1. Run for pep club secretary
2. Host a fancy dinner party/soiree
3. Sew a dress for Homecoming
4. Find a steady
5. Do something dangerous
But simple proves to be crazy-complicated, and the details of the past begin to change Mallory's present. Add in a too-busy grandmother, a sassy sister, and the cute pep-club president—who just happens to be her ex's cousin—and soon Mallory begins to wonder if going vintage is going too far.
Going Vintage isn’t exactly a mind-blowing piece of work. It’s cute, it’s fluffy, it’s not quite perfect, and it’s a good “in-between” book—meaning it’s something you read in between amazing books, but it’s not an amazing book in itself.
I felt like Going Vintage started out quite strong for me: it was fun, quirky, and I loved Mallory’s voice. But towards the end, it definitely fizzled. I started getting a bit annoyed with Mallory and found her to be a stubborn, naïve girl. But before we dig into that, let’s go back and start with the good.
At first, I loved Mallory.

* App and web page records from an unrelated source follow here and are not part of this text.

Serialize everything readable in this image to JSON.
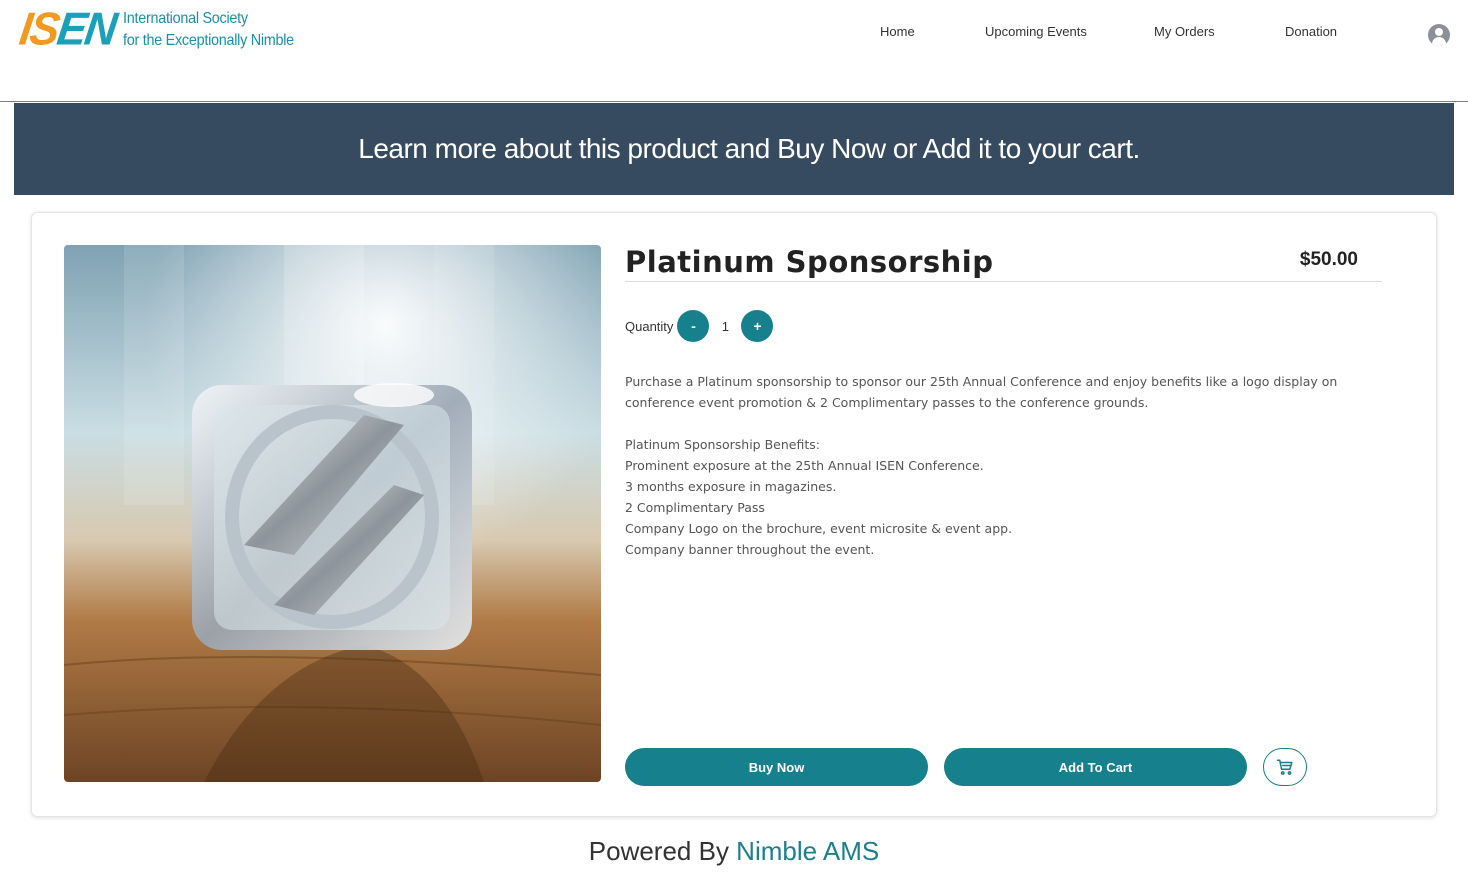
{
  "header": {
    "logo": {
      "mark_left": "IS",
      "mark_right": "EN",
      "line1": "International Society",
      "line2": "for the Exceptionally Nimble"
    },
    "nav": [
      {
        "label": "Home"
      },
      {
        "label": "Upcoming Events"
      },
      {
        "label": "My Orders"
      },
      {
        "label": "Donation"
      }
    ],
    "user_icon": "user-circle-icon"
  },
  "banner": {
    "text": "Learn more about this product and Buy Now or  Add it to your cart."
  },
  "product": {
    "title": "Platinum Sponsorship",
    "price": "$50.00",
    "quantity_label": "Quantity",
    "quantity_value": "1",
    "decrement_label": "-",
    "increment_label": "+",
    "description": [
      "Purchase a Platinum sponsorship to sponsor our 25th Annual Conference and enjoy benefits like a logo display on conference event promotion & 2 Complimentary passes to the conference grounds."
    ],
    "benefits": [
      "Platinum Sponsorship Benefits:",
      "Prominent exposure at the 25th Annual ISEN Conference.",
      "3 months exposure in magazines.",
      "2 Complimentary Pass",
      "Company Logo on the brochure, event microsite & event app.",
      "Company banner throughout the event."
    ],
    "buy_now_label": "Buy Now",
    "add_to_cart_label": "Add To Cart",
    "cart_icon": "shopping-cart-icon"
  },
  "footer": {
    "prefix": "Powered By ",
    "brand": "Nimble AMS"
  },
  "colors": {
    "banner": "#364a60",
    "accent": "#16808c",
    "logo_orange": "#f29a1f",
    "logo_teal": "#1aa0b8"
  }
}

She has this thing with lists. She loves lists. She makes lists of things to do, lists of good boyfriend qualities, lists of goals.. everything. Overall, I felt like Mallory’s voice really shone through the writing as fun and unique; it definitely pulled me into the story! And even though the whole “going vintage” thing was something I would never do, I kind of thought her little goal was cute, and I was curious to see how it would play out!
“Jeremy elopes with a flavor of gum and I’m the bad guy.”
I also enjoyed some of the family dynamics in the book. Mallory’s sister was a GREAT character and I liked the situation with Mallory’s grandmother. But the family dynamics were half good and half bad. I loved the points I just mentioned, but then I felt like the whole mother/father situation was really underdeveloped. Throughout the entire book I felt like I couldn’t quite figure it out.
Then, towards the end of the middle, Mallory started to piss me off. I hated she was OBSESSED with going online. Honestly, I’m not a big Facebook girl, so I thought it was a little pathetic how she felt like she needed “Friendspace” so she could know what her friends were doing at all hours of the day (practically her exact words). And at one point, she made plans with a friend, blew him off, and consciously made the decision to NOT call him and inform him that she wasn’t going to make it. And when he asked why, she thought to herself: “I’m flaky, that’s who I am.” Um, what? She said it like it was so cool and normal.. but she just came off as a complete brat! Then she was PISSED at her mom for what I thought was an insignificant reason. So what if her mom blogs about her family? I honestly didn’t think it was that big of a deal.. but maybe that’s because I am a blogger?
There were also times when I felt like the story dragged a little. I think after a certain point, the story lost a little bit of its charm and I was just ready for it to end.
But that being said, this wasn’t a bad book. It had some interesting parts to it, even though it wasn’t exactly a groundbreaking book. It’s certainly more of a “fluff” book, which is fine. Fluff books have their place too. It’s cute, it’s fun, and it’s a little different. I just think this is the kind of book you have to be in a certain mood for.